[Action item]: Nothing in the records may be altered. Repeat them in full.

─── Data to process ───

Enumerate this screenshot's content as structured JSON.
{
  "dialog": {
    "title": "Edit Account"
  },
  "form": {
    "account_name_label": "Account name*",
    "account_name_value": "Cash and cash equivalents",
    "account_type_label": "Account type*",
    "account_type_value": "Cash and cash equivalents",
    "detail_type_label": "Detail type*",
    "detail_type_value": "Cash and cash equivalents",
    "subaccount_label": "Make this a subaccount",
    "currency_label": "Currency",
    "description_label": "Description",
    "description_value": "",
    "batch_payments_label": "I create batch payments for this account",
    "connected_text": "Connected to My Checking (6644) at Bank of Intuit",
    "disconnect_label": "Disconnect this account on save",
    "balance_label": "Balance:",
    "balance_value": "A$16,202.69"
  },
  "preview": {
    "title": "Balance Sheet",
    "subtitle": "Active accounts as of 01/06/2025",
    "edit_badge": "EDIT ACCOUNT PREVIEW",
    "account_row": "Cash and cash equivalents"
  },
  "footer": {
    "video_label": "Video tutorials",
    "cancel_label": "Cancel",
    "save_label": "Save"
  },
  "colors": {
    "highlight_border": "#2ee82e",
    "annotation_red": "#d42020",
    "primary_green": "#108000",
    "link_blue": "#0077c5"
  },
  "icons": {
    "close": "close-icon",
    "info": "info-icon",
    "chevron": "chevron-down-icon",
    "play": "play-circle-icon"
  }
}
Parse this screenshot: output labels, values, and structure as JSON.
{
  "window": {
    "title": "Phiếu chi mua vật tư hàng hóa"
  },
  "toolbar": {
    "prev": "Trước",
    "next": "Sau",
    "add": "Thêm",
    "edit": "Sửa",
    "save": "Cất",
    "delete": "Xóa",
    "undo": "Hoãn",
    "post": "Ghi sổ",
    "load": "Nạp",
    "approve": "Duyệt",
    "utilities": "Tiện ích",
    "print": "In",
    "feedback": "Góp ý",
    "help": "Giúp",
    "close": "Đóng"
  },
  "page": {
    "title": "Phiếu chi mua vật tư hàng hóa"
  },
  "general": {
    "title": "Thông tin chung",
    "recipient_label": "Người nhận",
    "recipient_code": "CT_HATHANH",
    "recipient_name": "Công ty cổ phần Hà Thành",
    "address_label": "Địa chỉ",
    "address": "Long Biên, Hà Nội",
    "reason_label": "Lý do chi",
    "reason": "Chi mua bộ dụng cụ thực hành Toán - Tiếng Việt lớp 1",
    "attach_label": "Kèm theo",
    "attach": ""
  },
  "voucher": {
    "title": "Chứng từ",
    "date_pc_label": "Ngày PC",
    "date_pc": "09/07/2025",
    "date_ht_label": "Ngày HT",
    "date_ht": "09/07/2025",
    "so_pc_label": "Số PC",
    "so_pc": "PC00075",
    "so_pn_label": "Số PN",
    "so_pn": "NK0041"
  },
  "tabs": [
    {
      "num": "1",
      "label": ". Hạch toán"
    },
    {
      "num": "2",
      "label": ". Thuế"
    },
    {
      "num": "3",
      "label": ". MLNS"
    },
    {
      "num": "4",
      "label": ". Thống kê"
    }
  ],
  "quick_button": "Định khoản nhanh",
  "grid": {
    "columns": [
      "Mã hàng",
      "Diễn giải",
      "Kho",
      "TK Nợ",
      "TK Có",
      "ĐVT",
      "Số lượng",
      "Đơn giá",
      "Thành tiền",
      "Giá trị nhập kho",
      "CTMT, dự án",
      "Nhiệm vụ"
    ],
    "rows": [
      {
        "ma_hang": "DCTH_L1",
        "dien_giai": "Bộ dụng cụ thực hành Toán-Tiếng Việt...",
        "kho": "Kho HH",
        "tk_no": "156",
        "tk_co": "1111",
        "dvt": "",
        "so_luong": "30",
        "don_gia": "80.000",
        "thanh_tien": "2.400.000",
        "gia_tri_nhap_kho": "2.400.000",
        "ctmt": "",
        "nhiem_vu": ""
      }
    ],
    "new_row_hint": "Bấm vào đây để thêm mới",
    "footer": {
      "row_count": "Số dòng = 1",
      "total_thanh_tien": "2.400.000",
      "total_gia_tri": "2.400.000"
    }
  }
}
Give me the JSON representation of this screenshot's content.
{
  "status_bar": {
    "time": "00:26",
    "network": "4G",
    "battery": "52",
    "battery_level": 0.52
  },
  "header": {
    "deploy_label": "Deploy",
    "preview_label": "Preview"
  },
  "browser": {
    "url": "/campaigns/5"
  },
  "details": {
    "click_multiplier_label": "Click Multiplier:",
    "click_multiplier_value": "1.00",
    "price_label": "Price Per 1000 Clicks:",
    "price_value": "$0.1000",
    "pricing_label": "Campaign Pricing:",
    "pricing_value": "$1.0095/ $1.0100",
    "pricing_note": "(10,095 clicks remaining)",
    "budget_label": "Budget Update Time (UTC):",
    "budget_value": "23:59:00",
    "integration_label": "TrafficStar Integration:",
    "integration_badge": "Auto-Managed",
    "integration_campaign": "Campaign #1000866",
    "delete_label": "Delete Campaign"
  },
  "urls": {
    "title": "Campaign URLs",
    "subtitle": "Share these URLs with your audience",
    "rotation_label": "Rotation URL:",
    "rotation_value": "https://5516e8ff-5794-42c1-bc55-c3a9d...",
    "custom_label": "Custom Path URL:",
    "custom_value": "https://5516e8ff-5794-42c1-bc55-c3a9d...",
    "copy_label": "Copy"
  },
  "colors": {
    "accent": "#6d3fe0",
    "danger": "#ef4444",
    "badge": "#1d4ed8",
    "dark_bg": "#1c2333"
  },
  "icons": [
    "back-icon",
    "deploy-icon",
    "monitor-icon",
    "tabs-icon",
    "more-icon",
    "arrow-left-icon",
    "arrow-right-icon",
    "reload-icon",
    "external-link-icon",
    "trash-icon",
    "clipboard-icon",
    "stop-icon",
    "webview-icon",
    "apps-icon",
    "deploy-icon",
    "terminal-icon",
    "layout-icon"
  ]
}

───

[The answer]:
Enumerate this screenshot's content as structured JSON.
{
  "dialog": {
    "title": "Edit Account"
  },
  "form": {
    "account_name_label": "Account name*",
    "account_name_value": "Cash and cash equivalents",
    "account_type_label": "Account type*",
    "account_type_value": "Cash and cash equivalents",
    "detail_type_label": "Detail type*",
    "detail_type_value": "Cash and cash equivalents",
    "subaccount_label": "Make this a subaccount",
    "currency_label": "Currency",
    "description_label": "Description",
    "description_value": "",
    "batch_payments_label": "I create batch payments for this account",
    "connected_text": "Connected to My Checking (6644) at Bank of Intuit",
    "disconnect_label": "Disconnect this account on save",
    "balance_label": "Balance:",
    "balance_value": "A$16,202.69"
  },
  "preview": {
    "title": "Balance Sheet",
    "subtitle": "Active accounts as of 01/06/2025",
    "edit_badge": "EDIT ACCOUNT PREVIEW",
    "account_row": "Cash and cash equivalents"
  },
  "footer": {
    "video_label": "Video tutorials",
    "cancel_label": "Cancel",
    "save_label": "Save"
  },
  "colors": {
    "highlight_border": "#2ee82e",
    "annotation_red": "#d42020",
    "primary_green": "#108000",
    "link_blue": "#0077c5"
  },
  "icons": {
    "close": "close-icon",
    "info": "info-icon",
    "chevron": "chevron-down-icon",
    "play": "play-circle-icon"
  }
}
Parse this screenshot: output labels, values, and structure as JSON.
{
  "window": {
    "title": "Phiếu chi mua vật tư hàng hóa"
  },
  "toolbar": {
    "prev": "Trước",
    "next": "Sau",
    "add": "Thêm",
    "edit": "Sửa",
    "save": "Cất",
    "delete": "Xóa",
    "undo": "Hoãn",
    "post": "Ghi sổ",
    "load": "Nạp",
    "approve": "Duyệt",
    "utilities": "Tiện ích",
    "print": "In",
    "feedback": "Góp ý",
    "help": "Giúp",
    "close": "Đóng"
  },
  "page": {
    "title": "Phiếu chi mua vật tư hàng hóa"
  },
  "general": {
    "title": "Thông tin chung",
    "recipient_label": "Người nhận",
    "recipient_code": "CT_HATHANH",
    "recipient_name": "Công ty cổ phần Hà Thành",
    "address_label": "Địa chỉ",
    "address": "Long Biên, Hà Nội",
    "reason_label": "Lý do chi",
    "reason": "Chi mua bộ dụng cụ thực hành Toán - Tiếng Việt lớp 1",
    "attach_label": "Kèm theo",
    "attach": ""
  },
  "voucher": {
    "title": "Chứng từ",
    "date_pc_label": "Ngày PC",
    "date_pc": "09/07/2025",
    "date_ht_label": "Ngày HT",
    "date_ht": "09/07/2025",
    "so_pc_label": "Số PC",
    "so_pc": "PC00075",
    "so_pn_label": "Số PN",
    "so_pn": "NK0041"
  },
  "tabs": [
    {
      "num": "1",
      "label": ". Hạch toán"
    },
    {
      "num": "2",
      "label": ". Thuế"
    },
    {
      "num": "3",
      "label": ". MLNS"
    },
    {
      "num": "4",
      "label": ". Thống kê"
    }
  ],
  "quick_button": "Định khoản nhanh",
  "grid": {
    "columns": [
      "Mã hàng",
      "Diễn giải",
      "Kho",
      "TK Nợ",
      "TK Có",
      "ĐVT",
      "Số lượng",
      "Đơn giá",
      "Thành tiền",
      "Giá trị nhập kho",
      "CTMT, dự án",
      "Nhiệm vụ"
    ],
    "rows": [
      {
        "ma_hang": "DCTH_L1",
        "dien_giai": "Bộ dụng cụ thực hành Toán-Tiếng Việt...",
        "kho": "Kho HH",
        "tk_no": "156",
        "tk_co": "1111",
        "dvt": "",
        "so_luong": "30",
        "don_gia": "80.000",
        "thanh_tien": "2.400.000",
        "gia_tri_nhap_kho": "2.400.000",
        "ctmt": "",
        "nhiem_vu": ""
      }
    ],
    "new_row_hint": "Bấm vào đây để thêm mới",
    "footer": {
      "row_count": "Số dòng = 1",
      "total_thanh_tien": "2.400.000",
      "total_gia_tri": "2.400.000"
    }
  }
}
Give me the JSON representation of this screenshot's content.
{
  "status_bar": {
    "time": "00:26",
    "network": "4G",
    "battery": "52",
    "battery_level": 0.52
  },
  "header": {
    "deploy_label": "Deploy",
    "preview_label": "Preview"
  },
  "browser": {
    "url": "/campaigns/5"
  },
  "details": {
    "click_multiplier_label": "Click Multiplier:",
    "click_multiplier_value": "1.00",
    "price_label": "Price Per 1000 Clicks:",
    "price_value": "$0.1000",
    "pricing_label": "Campaign Pricing:",
    "pricing_value": "$1.0095/ $1.0100",
    "pricing_note": "(10,095 clicks remaining)",
    "budget_label": "Budget Update Time (UTC):",
    "budget_value": "23:59:00",
    "integration_label": "TrafficStar Integration:",
    "integration_badge": "Auto-Managed",
    "integration_campaign": "Campaign #1000866",
    "delete_label": "Delete Campaign"
  },
  "urls": {
    "title": "Campaign URLs",
    "subtitle": "Share these URLs with your audience",
    "rotation_label": "Rotation URL:",
    "rotation_value": "https://5516e8ff-5794-42c1-bc55-c3a9d...",
    "custom_label": "Custom Path URL:",
    "custom_value": "https://5516e8ff-5794-42c1-bc55-c3a9d...",
    "copy_label": "Copy"
  },
  "colors": {
    "accent": "#6d3fe0",
    "danger": "#ef4444",
    "badge": "#1d4ed8",
    "dark_bg": "#1c2333"
  },
  "icons": [
    "back-icon",
    "deploy-icon",
    "monitor-icon",
    "tabs-icon",
    "more-icon",
    "arrow-left-icon",
    "arrow-right-icon",
    "reload-icon",
    "external-link-icon",
    "trash-icon",
    "clipboard-icon",
    "stop-icon",
    "webview-icon",
    "apps-icon",
    "deploy-icon",
    "terminal-icon",
    "layout-icon"
  ]
}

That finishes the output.